I find today’s tech news about about Google’s decision to refuse to censor Chinese results to be rather fascinating. There’s talk about how Google is threatening to pull out of China and open up their searches without the filters after they concluded that there were recent security breaches by parties that were under the direction of the Chinese government.
But in what is a great public relations play, Google is maneuvering this into how they’re supporting anti-censorship efforts, when it’s really a business strategy gamble. The threat of Google moving out of China really doesn’t scare the Chinese government at all, and I doubt that it was anything but to incite more loyalty in other parts of the world where Google reigns king; after all, no one comes close to unseating the current Chinese search giant, Baidu, which owns anywhere between 62% and 75% of the Chinese search market share. But it puts Google out in the open on how they’re very annoyed with the fact that their property was violated and instead of keeping quiet about it, they went ahead and spoke out against it.
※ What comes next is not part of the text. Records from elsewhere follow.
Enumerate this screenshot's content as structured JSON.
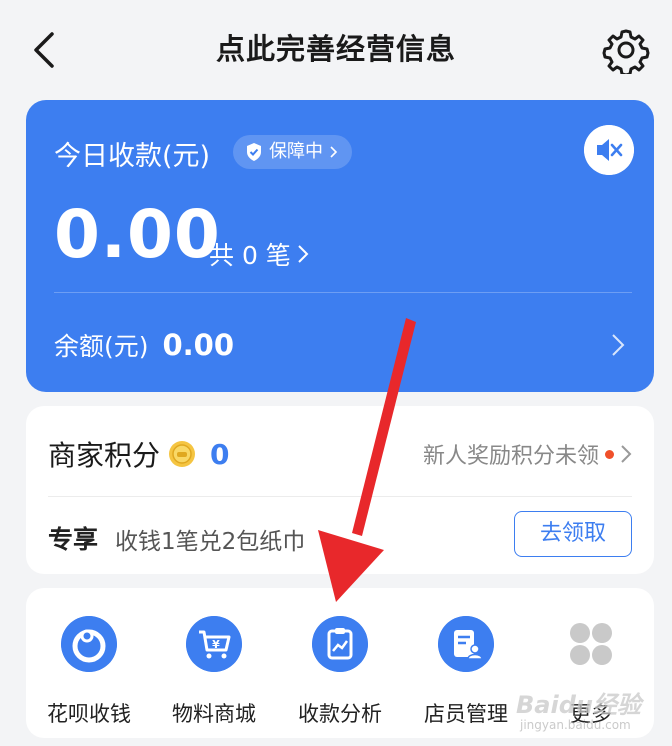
{
  "header": {
    "title": "点此完善经营信息",
    "back_icon": "back-chevron-icon",
    "settings_icon": "gear-icon"
  },
  "today_card": {
    "label": "今日收款(元)",
    "badge": "保障中",
    "amount": "0.00",
    "count_text": "共 0 笔",
    "balance_label": "余额(元)",
    "balance_value": "0.00",
    "mute_icon": "speaker-muted-icon",
    "accent": "#3d7ef0"
  },
  "points": {
    "label": "商家积分",
    "value": "0",
    "reward_text": "新人奖励积分未领",
    "exclusive_label": "专享",
    "promo_text": "收钱1笔兑2包纸巾",
    "claim_button": "去领取"
  },
  "quick_actions": [
    {
      "label": "花呗收钱",
      "icon": "huabei-icon"
    },
    {
      "label": "物料商城",
      "icon": "shopping-cart-icon"
    },
    {
      "label": "收款分析",
      "icon": "analytics-clipboard-icon"
    },
    {
      "label": "店员管理",
      "icon": "staff-document-icon"
    },
    {
      "label": "更多",
      "icon": "more-grid-icon"
    }
  ],
  "watermark": {
    "text": "Baidu经验",
    "sub": "jingyan.baidu.com"
  }
}
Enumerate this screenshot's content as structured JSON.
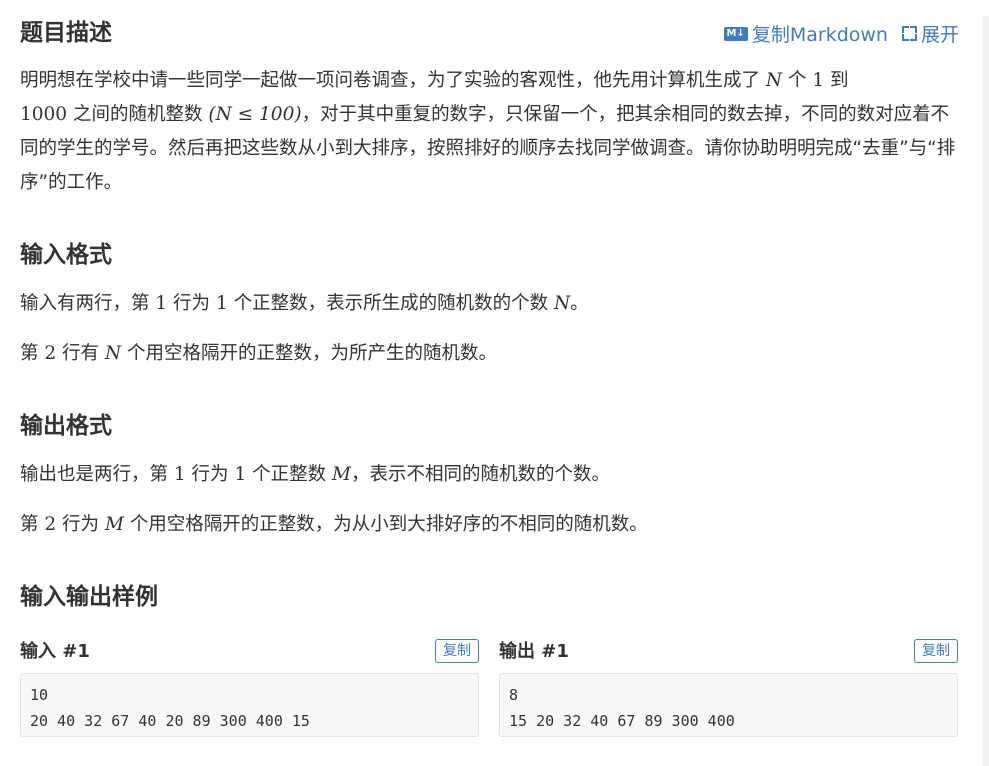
{
  "colors": {
    "accent": "#3f7bbd",
    "text": "#333333",
    "code_bg": "#f7f7f7"
  },
  "header": {
    "title": "题目描述",
    "copy_markdown_icon": "M↓",
    "copy_markdown_label": "复制Markdown",
    "expand_label": "展开"
  },
  "description": {
    "t1": "明明想在学校中请一些同学一起做一项问卷调查，为了实验的客观性，他先用计算机生成了 ",
    "m1": "N",
    "t2": " 个 ",
    "m2": "1",
    "t3": " 到",
    "m3": "1000",
    "t4": " 之间的随机整数 ",
    "m4": "(N ≤ 100)",
    "t5": "，对于其中重复的数字，只保留一个，把其余相同的数去掉，不同的数对应着不同的学生的学号。然后再把这些数从小到大排序，按照排好的顺序去找同学做调查。请你协助明明完成“去重”与“排序”的工作。"
  },
  "input_format": {
    "title": "输入格式",
    "p1": {
      "t1": "输入有两行，第 ",
      "m1": "1",
      "t2": " 行为 ",
      "m2": "1",
      "t3": " 个正整数，表示所生成的随机数的个数 ",
      "m3": "N",
      "t4": "。"
    },
    "p2": {
      "t1": "第 ",
      "m1": "2",
      "t2": " 行有 ",
      "m2": "N",
      "t3": " 个用空格隔开的正整数，为所产生的随机数。"
    }
  },
  "output_format": {
    "title": "输出格式",
    "p1": {
      "t1": "输出也是两行，第 ",
      "m1": "1",
      "t2": " 行为 ",
      "m2": "1",
      "t3": " 个正整数 ",
      "m3": "M",
      "t4": "，表示不相同的随机数的个数。"
    },
    "p2": {
      "t1": "第 ",
      "m1": "2",
      "t2": " 行为 ",
      "m2": "M",
      "t3": " 个用空格隔开的正整数，为从小到大排好序的不相同的随机数。"
    }
  },
  "samples": {
    "title": "输入输出样例",
    "input": {
      "title": "输入 #1",
      "copy_label": "复制",
      "content": "10\n20 40 32 67 40 20 89 300 400 15"
    },
    "output": {
      "title": "输出 #1",
      "copy_label": "复制",
      "content": "8\n15 20 32 40 67 89 300 400"
    }
  }
}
The Chinese government, on the other hand, is in a position of strength when it comes to the negotiations; there’s not a good reason to back down from a business perspective since they don’t win out anywhere. Chances are that each side will go their separate ways and it’ll allow for the status quo to remain while each side claims victory. In the end, the anti-censorship searches will be short-lived and Google will then be freed from the dog-and-pony show while the rest of the market scrambles to divide up its search shares.